Postgraduate Course: Key Concepts in Global Social Change (SCIL11030)
|School||School of Social and Political Science
||College||College of Arts, Humanities and Social Sciences
|Credit level (Normal year taken)||SCQF Level 11 (Postgraduate)
||Availability||Available to all students
|Summary||This course introduces students to key sociological concepts and debates around them, considering their relevance for understanding and explaining major issues in global social change. It aims to identify, define and interrogate fundamental concepts in sociology, while also illustrating these through timely and topical social issues of global scope. While it addresses globalisation, it puts this in historical perspective, and relates it to enduring ideas in sociological analysis. The course aims to support students in developing a theoretical framework for their own research agenda.
This core course for the MSc degree Sociology and Global Change introduces students to key sociological debates and theoretical approaches to the transformation of social relations in a context of globalisation and global capitalism. Students critically engage with the concepts used for exploring processes, dimensions, and mechanisms relating to some of the most pressing global issues of our time. Global heating, the financialisation of capitalism, the spread of diseases, transnational lives, refugee flows, digital cultures and digital labour, global governance and global social movements, are just a few examples of social changes operating on a global scale. In this course, we focus on how global processes interact with people¿s everyday lives, cultural and social activities and how individuals perceive, react to or cope with global forces.
The course is delivered as joint teaching by Sociology staff. It is structured around central dimensions of globalisation and the research interests of Sociology staff through research-based teaching, thus combining a focus on concepts and theoretical frameworks with particular empirical applications. This means that every year, the content of the course varies. In 2021-22, the course will cover the following concepts and themes: intimacy and ¿individualisation¿; the function of race; individual and societal responses to climate change; capitalism and crisis; work and digital economies; nationalism and the nation state; social movements and global change; decolonial epistemologies; and global culture.

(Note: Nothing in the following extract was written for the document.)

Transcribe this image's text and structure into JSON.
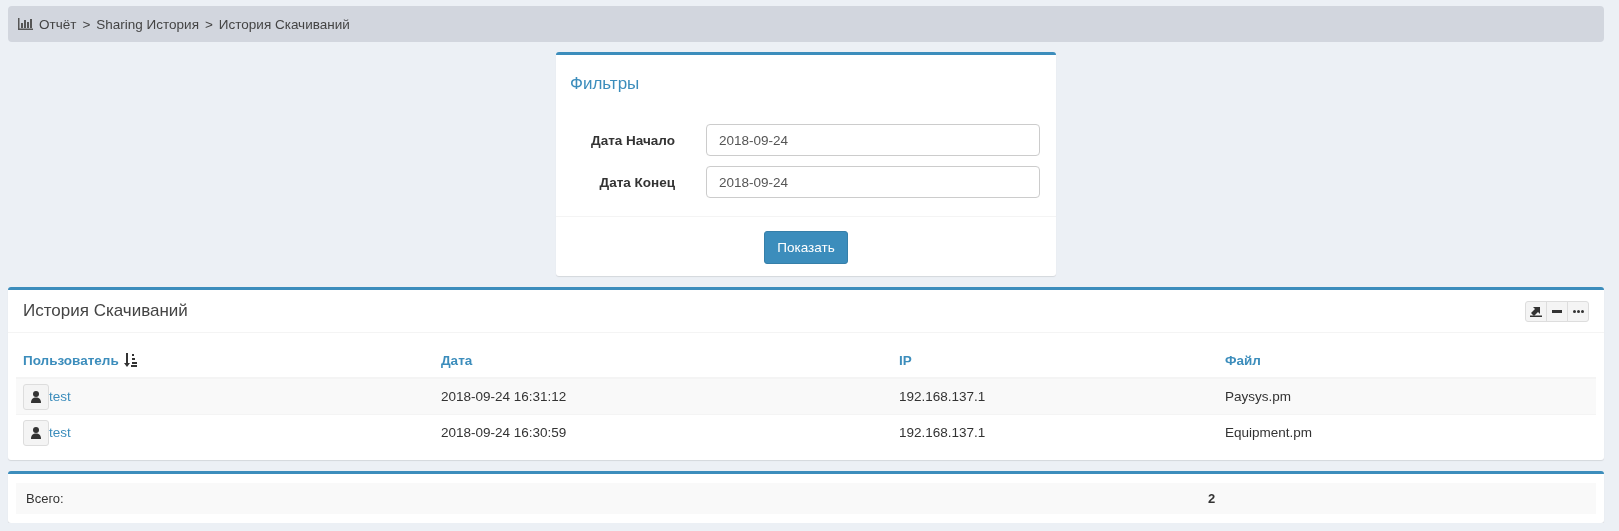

The course involves a weekly lecture and class discussion activities, delivered live online, and weekly small group tutorials from weeks 2 to 10.
Two assignments and weekly tutorials are designed to support students in working towards developing a conceptual framework for their own independent research agenda.
Entry Requirements (not applicable to Visiting Students)
||Other requirements|| None
Information for Visiting Students
|High Demand Course?
Course Delivery Information
|Academic year 2022/23, Available to all students (SV1)
|Learning and Teaching activities (Further Info)
Programme Level Learning and Teaching Hours 4,
Directed Learning and Independent Learning Hours
|Assessment (Further Info)
|Additional Information (Assessment)
||There are two assignments for this course. A mid-semester short essay and a final essay due after the end of the course. For the mid-semester essay (1,500 words), students apply a concept covered in the lectures in the course to analyse a recent event of global significance. In the final essay (4,000 words), students write a conceptual essay about a particular aspect of the social world that they are considering researching.
||All essays are submitted electronically, marked and moderated, and given extensive written feedback. Students receive formative feedback on two pieces of written work not submitted for assessment.
|No Exam Information
On completion of this course, the student will be able to:
- Construct a sociologically informed, critical argument, using appropriate evidence, theoretical frameworks and concepts, about contemporary global phenomena.
- Demonstrate advanced sociological understanding of how social and cultural contexts shape relationships between individuals, groups and social institutions.
- Critically analyse and discuss key social processes underpinning continuities and changes in global contexts, and how those may reflect social diversity and global inequalities.
- Outline a conceptual framework that could underpin an independent sociological research agenda on a global issue.
|Bhambra, G.K. (2014). Connected Sociologies. London: Bloomsbury.|
Delamont, Sara. 2003. Feminist Sociology. London, UK: SAGE Publications.
Go, Julian and Krause, Monika. (2016). Fielding Transnationalism. West Sussex, UK; Malden, MA: Wiley-Blackwell.
Lechner, F. J. Boli, J. (Eds.). (2014). The Globalization Reader. 5th Edition. Wiley & Sons.
Li, Peilin, and Laurence Roulleau-Berger. (2018). Post-Western Sociology - From China to Europe. London: Taylor and Francis.
Meghji, Ali. (2021). Decolonizing Sociology: An Introduction. Cambridge: Polity Press.
Nehring, Daniel and Kerrigan, Dylan. (2020). Imagining Society¿the Case for Sociology. Bristol: Bristol University Press.
Pieterse, J. N. (2018) Multipolar Globalization: Emerging Economies and Development. Routledge.
Rocca, Jean-Louis. 2015. A Sociology of Modern China. New York, NY: Oxford University Press.
Sassen, S. (2007). A Sociology of Globalization. New York: W.W. Norton
Turner, Charles. 2010. Investigating Sociological Theory. London: SAGE Publications.
|Graduate Attributes and Skills
|Course organiser||Dr Sophia Woodman
Tel: (0131 6)51 4745
|Course secretary||Mr Dave Nicol
Tel: (0131 6)51 1485